Not much later people who lived in the village from which he came crossed over the river by night, came into his house and carried him back to his own village. He made no protest or resistance. They built him a little house like the one on the eastern bank and forthwith installed him it. And still he kept complete silence in all their doings with him. After a few days the people of the village on the opposite bank came by night, entered his house and carried him off without his making any objection, or contention that he should stay where he was. But nor did he go back eagerly and happily, either. The point is that he had decided that he was completely dead to the world, illustrating what the Apostle had said: ‘I am crucified with Christ. I live, but not I, it is Christ who lives in me. And the life that I now live in Christ, is lived in the living faith in the son of God who loves me and gave himself for me’ (Galatians 2.20). That is what he was like. And that should be enough to show what the whole course of his life was like.
And now, in the hope of a blessing from him, I shall pass on to someone else.
De Vitis Patrum, Book IX, By Theodoretus, bishop of Cyrus, Translated into Latin by Gentianus Hervetus
“Religious History” of Theodoret, bishop of Cyrrhus(P.G., LXXXII- 83, Chapter XIX,1283-1496)St Paulinus Bishop of Nola, the Merciful, O Lord, most rich, soften our hearts …
Troparion St Paulinus the Merciful the Bishop of Nola— Tone 8
By endurance you gained your reward, venerable Father; you persevered in prayer unceasingly; you loved the poor and provided for them in all things. Blessed Paulinus of Nola, intercede with Christ God that our souls may be saved.
At the Aposticha, In Tone VIII:
Stichos: Precious in the sight of the Lord is the death of His saints.
O Hierarch Paulinus, * having received from God great power, * by thy prayer thou dost expel the attacks of multitudes of evil spirits, * from all those who in faith have recourse unto thee.
Irmos: There is none holy as Thou, * O Lord my God

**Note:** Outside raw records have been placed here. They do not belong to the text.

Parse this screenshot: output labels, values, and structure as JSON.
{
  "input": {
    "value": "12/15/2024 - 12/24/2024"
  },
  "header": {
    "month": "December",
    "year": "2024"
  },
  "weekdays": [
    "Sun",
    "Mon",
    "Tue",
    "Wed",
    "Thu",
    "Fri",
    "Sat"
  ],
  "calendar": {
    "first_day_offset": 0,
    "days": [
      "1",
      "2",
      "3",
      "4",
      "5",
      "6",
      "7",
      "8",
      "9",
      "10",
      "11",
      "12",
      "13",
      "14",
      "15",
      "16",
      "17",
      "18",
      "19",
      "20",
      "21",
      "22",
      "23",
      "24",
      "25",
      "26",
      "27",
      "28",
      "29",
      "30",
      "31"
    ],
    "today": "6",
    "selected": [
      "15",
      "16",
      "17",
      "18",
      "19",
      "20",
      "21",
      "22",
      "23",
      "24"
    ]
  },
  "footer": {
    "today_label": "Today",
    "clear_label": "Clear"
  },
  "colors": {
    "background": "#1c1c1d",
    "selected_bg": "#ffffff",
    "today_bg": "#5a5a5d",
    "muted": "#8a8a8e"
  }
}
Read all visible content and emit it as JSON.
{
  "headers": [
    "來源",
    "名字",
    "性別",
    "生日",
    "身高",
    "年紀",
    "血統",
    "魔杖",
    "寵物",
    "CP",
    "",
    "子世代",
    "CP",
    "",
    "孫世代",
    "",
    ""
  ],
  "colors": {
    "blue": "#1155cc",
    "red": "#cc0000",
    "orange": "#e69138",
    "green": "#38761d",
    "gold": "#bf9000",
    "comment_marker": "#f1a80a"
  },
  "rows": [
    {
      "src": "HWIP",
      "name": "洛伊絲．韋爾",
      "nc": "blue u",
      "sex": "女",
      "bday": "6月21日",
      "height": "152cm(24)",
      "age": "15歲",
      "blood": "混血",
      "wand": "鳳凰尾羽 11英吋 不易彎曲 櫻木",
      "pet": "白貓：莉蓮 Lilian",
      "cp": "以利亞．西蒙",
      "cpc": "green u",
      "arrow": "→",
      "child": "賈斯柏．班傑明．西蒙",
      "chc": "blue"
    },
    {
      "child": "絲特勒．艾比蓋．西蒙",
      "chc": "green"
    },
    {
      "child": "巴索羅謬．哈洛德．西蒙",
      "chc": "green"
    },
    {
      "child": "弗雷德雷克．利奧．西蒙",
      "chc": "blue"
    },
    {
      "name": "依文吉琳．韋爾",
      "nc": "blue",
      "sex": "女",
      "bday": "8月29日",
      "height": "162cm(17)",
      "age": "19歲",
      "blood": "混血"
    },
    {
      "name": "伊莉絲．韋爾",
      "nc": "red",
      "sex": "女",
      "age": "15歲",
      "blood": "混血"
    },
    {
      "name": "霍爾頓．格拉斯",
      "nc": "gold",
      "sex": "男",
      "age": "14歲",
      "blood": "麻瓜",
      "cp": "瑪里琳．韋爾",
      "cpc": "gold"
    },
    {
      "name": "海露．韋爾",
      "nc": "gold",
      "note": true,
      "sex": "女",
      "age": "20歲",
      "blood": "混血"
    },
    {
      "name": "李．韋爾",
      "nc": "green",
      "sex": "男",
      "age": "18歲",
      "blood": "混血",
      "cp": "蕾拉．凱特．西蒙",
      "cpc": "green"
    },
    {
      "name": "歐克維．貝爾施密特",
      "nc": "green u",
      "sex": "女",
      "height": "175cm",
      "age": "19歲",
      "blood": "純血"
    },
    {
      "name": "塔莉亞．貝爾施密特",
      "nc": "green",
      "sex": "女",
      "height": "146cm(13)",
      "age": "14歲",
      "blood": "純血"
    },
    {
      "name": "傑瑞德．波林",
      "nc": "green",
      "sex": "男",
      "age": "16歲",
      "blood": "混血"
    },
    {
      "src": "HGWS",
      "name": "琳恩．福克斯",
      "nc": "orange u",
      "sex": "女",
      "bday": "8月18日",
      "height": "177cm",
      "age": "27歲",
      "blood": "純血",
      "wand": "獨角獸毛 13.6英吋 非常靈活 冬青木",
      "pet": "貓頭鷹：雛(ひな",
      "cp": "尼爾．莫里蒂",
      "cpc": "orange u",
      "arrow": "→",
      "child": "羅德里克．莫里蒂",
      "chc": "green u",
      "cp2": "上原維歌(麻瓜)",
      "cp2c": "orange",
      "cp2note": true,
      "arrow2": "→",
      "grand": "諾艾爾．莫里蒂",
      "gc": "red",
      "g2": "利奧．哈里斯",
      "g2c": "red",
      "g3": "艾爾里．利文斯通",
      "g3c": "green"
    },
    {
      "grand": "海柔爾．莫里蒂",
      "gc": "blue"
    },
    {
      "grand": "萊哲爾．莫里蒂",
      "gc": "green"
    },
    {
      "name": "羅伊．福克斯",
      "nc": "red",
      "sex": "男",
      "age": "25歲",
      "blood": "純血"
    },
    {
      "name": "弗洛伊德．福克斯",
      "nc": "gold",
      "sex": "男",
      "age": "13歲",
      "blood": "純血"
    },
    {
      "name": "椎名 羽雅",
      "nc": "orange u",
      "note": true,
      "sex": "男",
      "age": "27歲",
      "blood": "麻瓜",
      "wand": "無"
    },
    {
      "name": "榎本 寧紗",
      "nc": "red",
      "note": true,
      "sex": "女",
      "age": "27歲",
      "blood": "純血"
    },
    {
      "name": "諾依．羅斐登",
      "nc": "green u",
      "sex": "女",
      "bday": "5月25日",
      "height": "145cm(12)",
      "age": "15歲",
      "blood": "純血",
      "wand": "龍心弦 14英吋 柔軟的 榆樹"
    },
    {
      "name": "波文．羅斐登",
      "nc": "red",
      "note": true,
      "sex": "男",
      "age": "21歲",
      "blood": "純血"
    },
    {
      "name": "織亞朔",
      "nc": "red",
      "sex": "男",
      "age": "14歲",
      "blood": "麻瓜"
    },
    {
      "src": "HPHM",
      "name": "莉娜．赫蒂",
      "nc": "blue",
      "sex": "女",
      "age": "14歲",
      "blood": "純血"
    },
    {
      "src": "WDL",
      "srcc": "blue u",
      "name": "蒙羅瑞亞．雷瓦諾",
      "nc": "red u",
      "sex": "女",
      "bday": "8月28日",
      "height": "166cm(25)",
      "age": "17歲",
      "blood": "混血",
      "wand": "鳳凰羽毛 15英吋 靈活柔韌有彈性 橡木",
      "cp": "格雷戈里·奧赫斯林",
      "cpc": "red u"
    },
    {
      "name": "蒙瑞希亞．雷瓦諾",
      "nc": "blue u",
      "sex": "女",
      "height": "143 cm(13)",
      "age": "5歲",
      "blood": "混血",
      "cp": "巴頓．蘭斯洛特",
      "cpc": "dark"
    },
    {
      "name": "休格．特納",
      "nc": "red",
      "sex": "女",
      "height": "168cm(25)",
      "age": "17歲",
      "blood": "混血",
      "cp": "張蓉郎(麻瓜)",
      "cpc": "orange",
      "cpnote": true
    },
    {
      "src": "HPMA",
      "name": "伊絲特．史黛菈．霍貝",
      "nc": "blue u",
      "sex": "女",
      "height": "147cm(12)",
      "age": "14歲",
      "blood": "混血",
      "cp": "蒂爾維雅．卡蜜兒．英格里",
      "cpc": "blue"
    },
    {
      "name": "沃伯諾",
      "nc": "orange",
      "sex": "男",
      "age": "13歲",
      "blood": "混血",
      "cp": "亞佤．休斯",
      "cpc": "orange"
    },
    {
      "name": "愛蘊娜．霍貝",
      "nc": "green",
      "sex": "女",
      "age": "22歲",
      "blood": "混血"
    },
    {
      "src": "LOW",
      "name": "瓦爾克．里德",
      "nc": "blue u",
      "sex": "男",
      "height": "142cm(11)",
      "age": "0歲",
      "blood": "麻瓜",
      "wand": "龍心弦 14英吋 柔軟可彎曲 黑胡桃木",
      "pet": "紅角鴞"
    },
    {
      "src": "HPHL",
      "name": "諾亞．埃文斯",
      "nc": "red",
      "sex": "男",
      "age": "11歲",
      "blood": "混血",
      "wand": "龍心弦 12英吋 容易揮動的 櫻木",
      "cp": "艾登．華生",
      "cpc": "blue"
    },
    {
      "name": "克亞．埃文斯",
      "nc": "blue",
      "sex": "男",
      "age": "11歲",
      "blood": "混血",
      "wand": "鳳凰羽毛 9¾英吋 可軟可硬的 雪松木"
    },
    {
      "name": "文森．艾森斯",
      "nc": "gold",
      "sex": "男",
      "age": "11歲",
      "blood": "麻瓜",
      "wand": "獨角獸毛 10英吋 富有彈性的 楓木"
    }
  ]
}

The sepulchre, wherein lieth thy precious body, likened unto a Godly paradise, sheds forth fragrant aromas filling the faithful with a sweet fragrance, O most glorious and all-honored Hierarch Paulinus.